■ DIRECTIONS
An exact reproduction of each record is required.

SUPPLIED DATA below:

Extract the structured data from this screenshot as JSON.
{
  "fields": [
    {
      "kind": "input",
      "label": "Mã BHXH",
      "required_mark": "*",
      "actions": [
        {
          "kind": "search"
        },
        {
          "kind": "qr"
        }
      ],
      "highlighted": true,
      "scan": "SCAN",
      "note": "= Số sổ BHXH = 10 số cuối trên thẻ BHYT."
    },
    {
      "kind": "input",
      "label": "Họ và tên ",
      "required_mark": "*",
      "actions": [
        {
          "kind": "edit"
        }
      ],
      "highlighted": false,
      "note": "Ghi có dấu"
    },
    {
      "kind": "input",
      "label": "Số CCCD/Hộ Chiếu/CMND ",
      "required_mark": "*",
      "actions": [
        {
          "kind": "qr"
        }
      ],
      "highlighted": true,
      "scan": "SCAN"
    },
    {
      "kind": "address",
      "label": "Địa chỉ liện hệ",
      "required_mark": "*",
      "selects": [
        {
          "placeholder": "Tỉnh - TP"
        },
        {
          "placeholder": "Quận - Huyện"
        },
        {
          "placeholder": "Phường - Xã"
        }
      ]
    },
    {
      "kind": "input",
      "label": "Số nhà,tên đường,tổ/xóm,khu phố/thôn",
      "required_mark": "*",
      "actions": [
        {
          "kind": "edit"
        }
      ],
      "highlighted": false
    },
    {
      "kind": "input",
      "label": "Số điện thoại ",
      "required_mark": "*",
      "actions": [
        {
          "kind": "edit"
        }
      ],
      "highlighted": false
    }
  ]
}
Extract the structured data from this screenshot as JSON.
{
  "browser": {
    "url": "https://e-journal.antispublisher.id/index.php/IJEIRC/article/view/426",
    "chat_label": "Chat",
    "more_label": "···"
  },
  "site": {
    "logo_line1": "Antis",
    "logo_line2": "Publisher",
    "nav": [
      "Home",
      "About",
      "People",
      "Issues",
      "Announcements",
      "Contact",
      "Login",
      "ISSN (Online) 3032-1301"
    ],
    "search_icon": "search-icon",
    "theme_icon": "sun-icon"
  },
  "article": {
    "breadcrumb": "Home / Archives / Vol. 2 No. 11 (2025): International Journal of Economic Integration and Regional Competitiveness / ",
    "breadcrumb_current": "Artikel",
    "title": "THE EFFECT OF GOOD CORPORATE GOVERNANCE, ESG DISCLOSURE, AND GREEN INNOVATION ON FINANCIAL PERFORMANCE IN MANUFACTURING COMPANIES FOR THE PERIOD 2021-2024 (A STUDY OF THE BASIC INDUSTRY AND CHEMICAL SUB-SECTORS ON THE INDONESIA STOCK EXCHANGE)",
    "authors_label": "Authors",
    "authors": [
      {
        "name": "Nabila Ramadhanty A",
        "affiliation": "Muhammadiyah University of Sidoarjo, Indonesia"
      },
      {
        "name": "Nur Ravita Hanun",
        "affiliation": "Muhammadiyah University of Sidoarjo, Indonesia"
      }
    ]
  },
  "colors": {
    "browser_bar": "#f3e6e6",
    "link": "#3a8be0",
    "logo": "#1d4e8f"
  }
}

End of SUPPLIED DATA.

■ ANSWER TO THIS TASK
Extract the structured data from this screenshot as JSON.
{
  "fields": [
    {
      "kind": "input",
      "label": "Mã BHXH",
      "required_mark": "*",
      "actions": [
        {
          "kind": "search"
        },
        {
          "kind": "qr"
        }
      ],
      "highlighted": true,
      "scan": "SCAN",
      "note": "= Số sổ BHXH = 10 số cuối trên thẻ BHYT."
    },
    {
      "kind": "input",
      "label": "Họ và tên ",
      "required_mark": "*",
      "actions": [
        {
          "kind": "edit"
        }
      ],
      "highlighted": false,
      "note": "Ghi có dấu"
    },
    {
      "kind": "input",
      "label": "Số CCCD/Hộ Chiếu/CMND ",
      "required_mark": "*",
      "actions": [
        {
          "kind": "qr"
        }
      ],
      "highlighted": true,
      "scan": "SCAN"
    },
    {
      "kind": "address",
      "label": "Địa chỉ liện hệ",
      "required_mark": "*",
      "selects": [
        {
          "placeholder": "Tỉnh - TP"
        },
        {
          "placeholder": "Quận - Huyện"
        },
        {
          "placeholder": "Phường - Xã"
        }
      ]
    },
    {
      "kind": "input",
      "label": "Số nhà,tên đường,tổ/xóm,khu phố/thôn",
      "required_mark": "*",
      "actions": [
        {
          "kind": "edit"
        }
      ],
      "highlighted": false
    },
    {
      "kind": "input",
      "label": "Số điện thoại ",
      "required_mark": "*",
      "actions": [
        {
          "kind": "edit"
        }
      ],
      "highlighted": false
    }
  ]
}
Extract the structured data from this screenshot as JSON.
{
  "browser": {
    "url": "https://e-journal.antispublisher.id/index.php/IJEIRC/article/view/426",
    "chat_label": "Chat",
    "more_label": "···"
  },
  "site": {
    "logo_line1": "Antis",
    "logo_line2": "Publisher",
    "nav": [
      "Home",
      "About",
      "People",
      "Issues",
      "Announcements",
      "Contact",
      "Login",
      "ISSN (Online) 3032-1301"
    ],
    "search_icon": "search-icon",
    "theme_icon": "sun-icon"
  },
  "article": {
    "breadcrumb": "Home / Archives / Vol. 2 No. 11 (2025): International Journal of Economic Integration and Regional Competitiveness / ",
    "breadcrumb_current": "Artikel",
    "title": "THE EFFECT OF GOOD CORPORATE GOVERNANCE, ESG DISCLOSURE, AND GREEN INNOVATION ON FINANCIAL PERFORMANCE IN MANUFACTURING COMPANIES FOR THE PERIOD 2021-2024 (A STUDY OF THE BASIC INDUSTRY AND CHEMICAL SUB-SECTORS ON THE INDONESIA STOCK EXCHANGE)",
    "authors_label": "Authors",
    "authors": [
      {
        "name": "Nabila Ramadhanty A",
        "affiliation": "Muhammadiyah University of Sidoarjo, Indonesia"
      },
      {
        "name": "Nur Ravita Hanun",
        "affiliation": "Muhammadiyah University of Sidoarjo, Indonesia"
      }
    ]
  },
  "colors": {
    "browser_bar": "#f3e6e6",
    "link": "#3a8be0",
    "logo": "#1d4e8f"
  }
}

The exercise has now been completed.